We will improve basic skills like literacy and numeracy by providing a full subsidy for basic skills training in England for everyone aged over 19 years old, regardless of benefit status.
We will also fully fund training for people on active benefits to address skills gaps, working with individuals and employers to ensure training is tailored to their needs.
And all training will be accredited meaning over time credits from completed courses will add up to full formal qualifications.
We are empowering Jobcentre Plus to work more closely with local employers, colleges and private providers to help ensure that flexible and responsive provision is delivered to meet the needs of employers and communities.
One of the most important aspects of this is work is ensuring they understand the local labour market and are able to respond accordingly.
Frontline services are being encouraged to operate much more strategically and have been granted the power to tailor support to the individual at the right time for them, rather than at specific points in time.
Additionally, Jobcentre Plus is now able to use data about current and emerging vacancies to identify future skills needs.
District managers will then work with local training providers to develop short courses designed to meet those needs.
In addition, from August this year we will give Jobcentre Plus advisers the power to require some benefit claimants to attend training if they are clearly missing specific skills which would help them to get a job.

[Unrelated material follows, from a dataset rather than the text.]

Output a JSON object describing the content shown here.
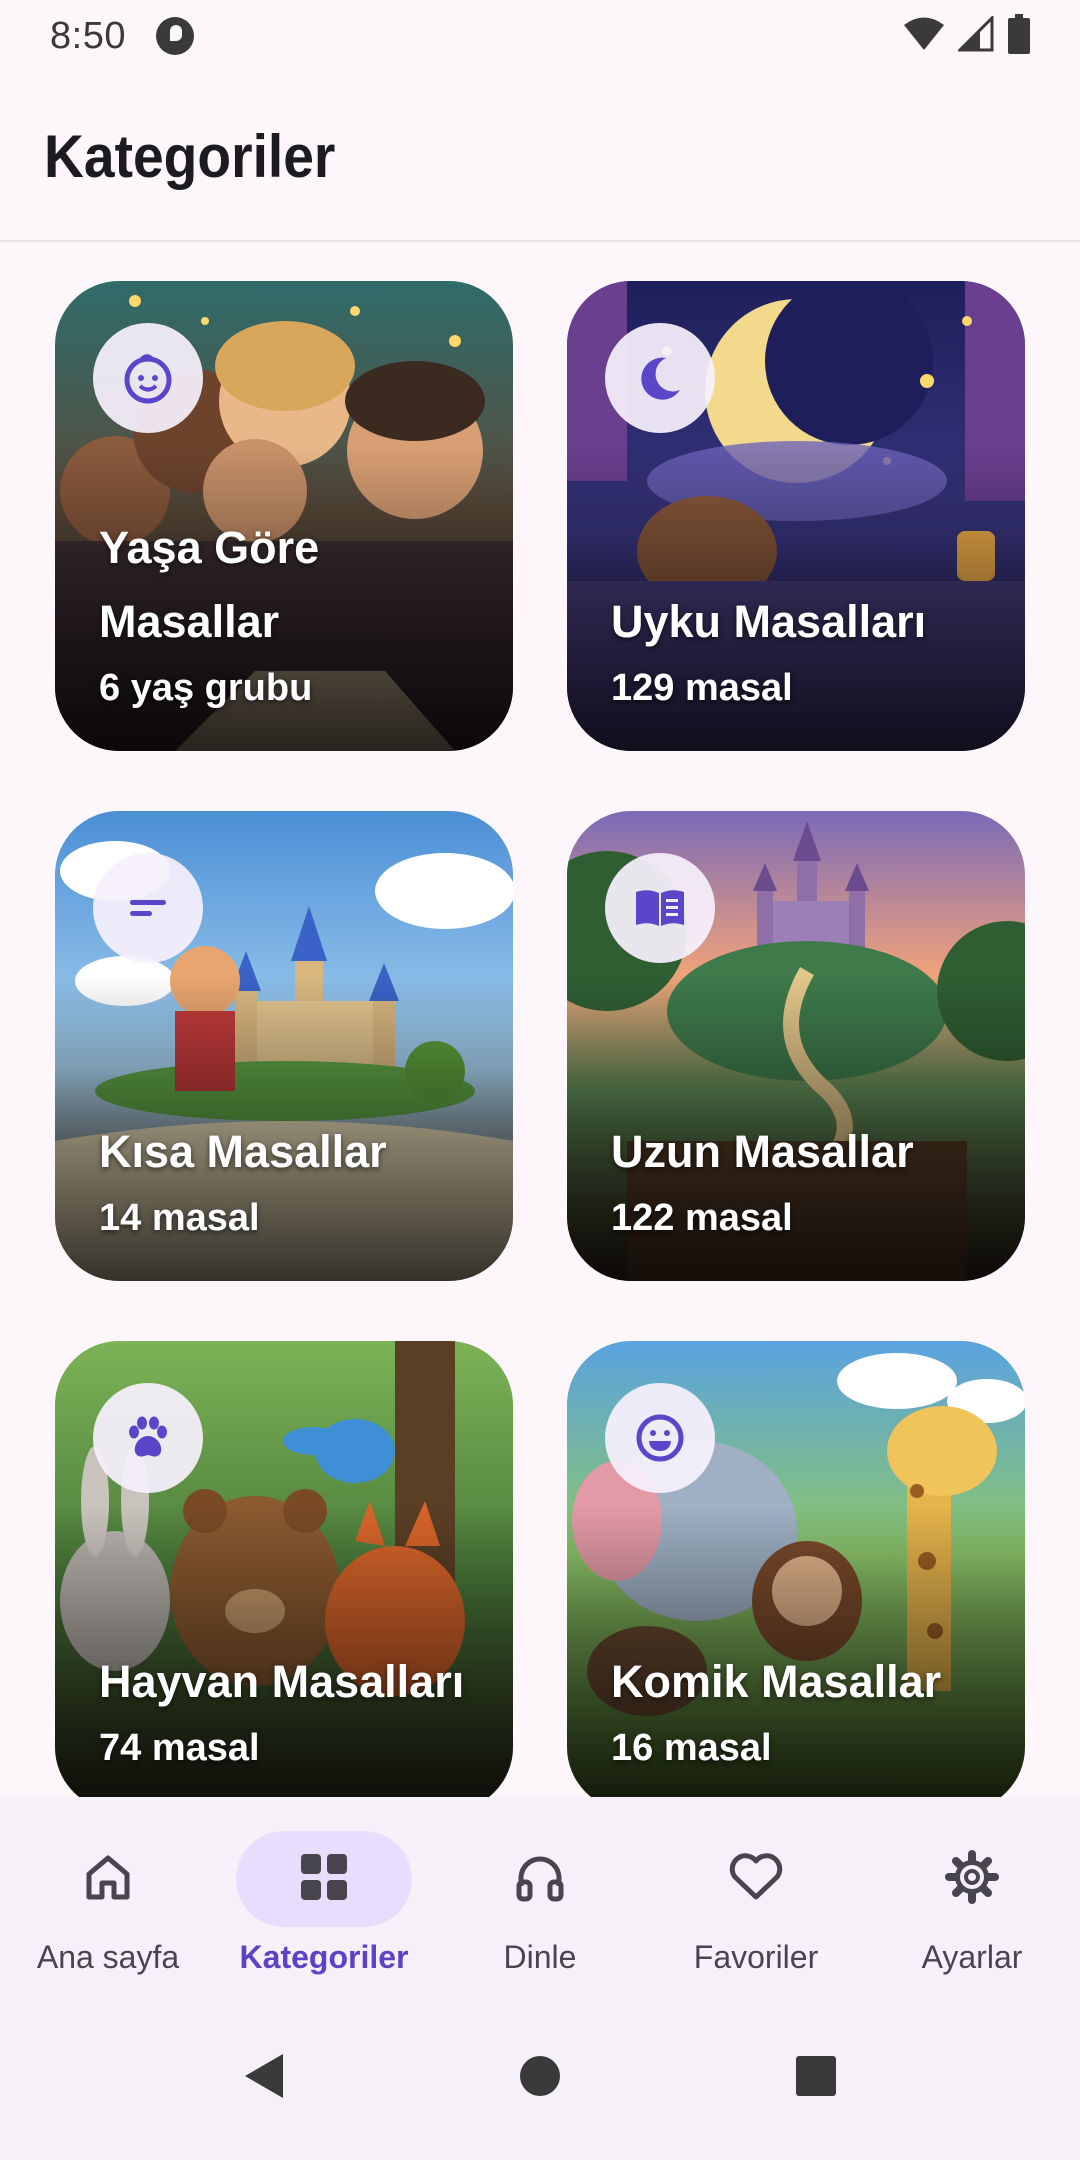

We have increased the funding for apprenticeships to over £1.4bn this year, enough to train 360,000 apprentices, delivering real opportunities to progress across a range of industries.
Apprenticeships are an excellent way of building capacity for the future and ensuring young people in particular are able to move into fulfilling and sustainable careers.
For long term unemployed people welfare reforms will provide a much more responsive benefits system and personalised back to work support.
Universal Credit will deliver a real time tax and benefits system, making it much easier for unemployed people to take short term, flexible jobs like those offered at entry level.
At the same time the new Work Programme will provide tailored support for people finding it difficult to find work.
This support is being delivered by private providers who are paid by results.
The emphasis is on sustainable employment with providers earning more money the longer they support someone to stay in work - up to £13,700 over two years in some of the hardest to help cases.
We have not dictated to providers how they should provide support so that they are free to use whatever methods they know work and to develop innovative new ways to improve existing methods of support.
However, we know from this report and our own experience that often providers choose to develop effective relationships with employers so that they are able to more accurately match the right candidate to the right job.
And the emphasis on sustainable employment means that providers will be incentivised to offer some form of in-work support.
This could reduce the risk to employers of hiring some of the harder to help, long term unemployed as there will be some level of consistent support available to the new employee.
There are a number of further steps Government is taking to tackle this issue.
For example, over the summer we hope to launch the new sector based work academies.
These are sector specific packages of training and work experience with a guaranteed interview at the end.
They are focused in sectors that have high volumes of vacancies - often at entry level - and included accredited qualifications.
Government is providing practical solutions, we are pulling all the levers we can but it must be a combined effort.
We need employers to work with us to ensure training actually provides the skills they need.
We need training providers and employers to work closely to design and deliver training and work experience packages.
We need educational reform so young people are able to gain qualifications that are worth something to both students and potential employers.
But most of all we need to restore PRIDE in our young people and long term unemployed, that’s about societal change and is a task we all share.